What inspires your art practice?
I try to place the viewer within the context of the work, to not just be an observer but to make them a considered participant. Much of my recent work is questioning our role in the maanaki of the earth and its flora and fauna. My work can manifest as a change of scale to familiar, overlooked objects all the way to abstract constructions. The dialogue between nature and the manufactured product is becoming crucial in our current social climate.
What materials do you work in?
I work across all media including 2D, 3D and video. I commonly use steel, fibreglass, wood, concrete, aluminium and resin, but will consider anything that communicates my intentions.
Briefly describe your artwork for NZ Sculpture OnShore 2021
Monolith takes aim at the patriarchal origins of historical memorials and pushes them below us. Using scale to engage with Papatūānuku as one large sculpture and put an end to lifeless, phallic monuments.

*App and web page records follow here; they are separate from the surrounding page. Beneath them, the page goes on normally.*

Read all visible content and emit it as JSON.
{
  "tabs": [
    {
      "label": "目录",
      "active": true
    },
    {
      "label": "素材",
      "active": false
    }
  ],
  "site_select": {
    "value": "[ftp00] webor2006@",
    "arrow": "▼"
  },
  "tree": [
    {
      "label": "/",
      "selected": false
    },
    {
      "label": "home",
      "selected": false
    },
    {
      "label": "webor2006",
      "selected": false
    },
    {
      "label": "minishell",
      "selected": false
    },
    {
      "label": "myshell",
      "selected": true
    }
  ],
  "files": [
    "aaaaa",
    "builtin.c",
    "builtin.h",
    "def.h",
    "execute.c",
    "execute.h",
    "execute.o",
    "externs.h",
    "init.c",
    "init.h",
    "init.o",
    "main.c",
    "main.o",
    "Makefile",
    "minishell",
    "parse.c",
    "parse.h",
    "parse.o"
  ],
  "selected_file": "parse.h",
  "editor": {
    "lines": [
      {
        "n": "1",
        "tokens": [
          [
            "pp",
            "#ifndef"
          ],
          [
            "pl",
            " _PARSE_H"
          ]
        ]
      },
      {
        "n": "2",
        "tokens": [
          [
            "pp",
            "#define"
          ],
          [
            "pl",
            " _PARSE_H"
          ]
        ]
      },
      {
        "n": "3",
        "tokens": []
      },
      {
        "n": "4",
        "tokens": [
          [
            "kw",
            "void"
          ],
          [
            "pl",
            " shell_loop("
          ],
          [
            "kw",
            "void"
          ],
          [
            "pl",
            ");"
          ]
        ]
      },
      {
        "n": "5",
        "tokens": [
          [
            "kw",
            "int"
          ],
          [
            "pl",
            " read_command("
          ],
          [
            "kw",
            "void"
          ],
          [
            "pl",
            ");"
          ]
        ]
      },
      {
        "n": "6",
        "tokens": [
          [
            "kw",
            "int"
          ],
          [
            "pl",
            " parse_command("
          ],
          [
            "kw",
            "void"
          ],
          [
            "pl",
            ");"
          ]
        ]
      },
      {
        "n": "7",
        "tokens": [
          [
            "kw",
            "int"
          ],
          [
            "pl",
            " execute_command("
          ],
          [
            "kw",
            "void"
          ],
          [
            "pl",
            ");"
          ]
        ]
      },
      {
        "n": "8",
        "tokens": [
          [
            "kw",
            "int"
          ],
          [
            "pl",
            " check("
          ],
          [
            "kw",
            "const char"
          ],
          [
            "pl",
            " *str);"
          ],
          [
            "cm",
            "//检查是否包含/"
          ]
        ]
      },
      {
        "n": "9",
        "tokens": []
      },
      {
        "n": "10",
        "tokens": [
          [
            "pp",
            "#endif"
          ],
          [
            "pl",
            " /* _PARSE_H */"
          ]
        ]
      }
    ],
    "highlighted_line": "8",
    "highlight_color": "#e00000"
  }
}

The familiar form of ‘Monolith’ creates a stoppered interface with what holds
Where are the public most likely to see your artworks outside of NZSOS? Auckland Airport Sculpture Park; Kaipara Coast Sculpture Gardens.
Where did you study?
Whitecliffe College of Arts and Design (NZ) & University of North Dakota (USA)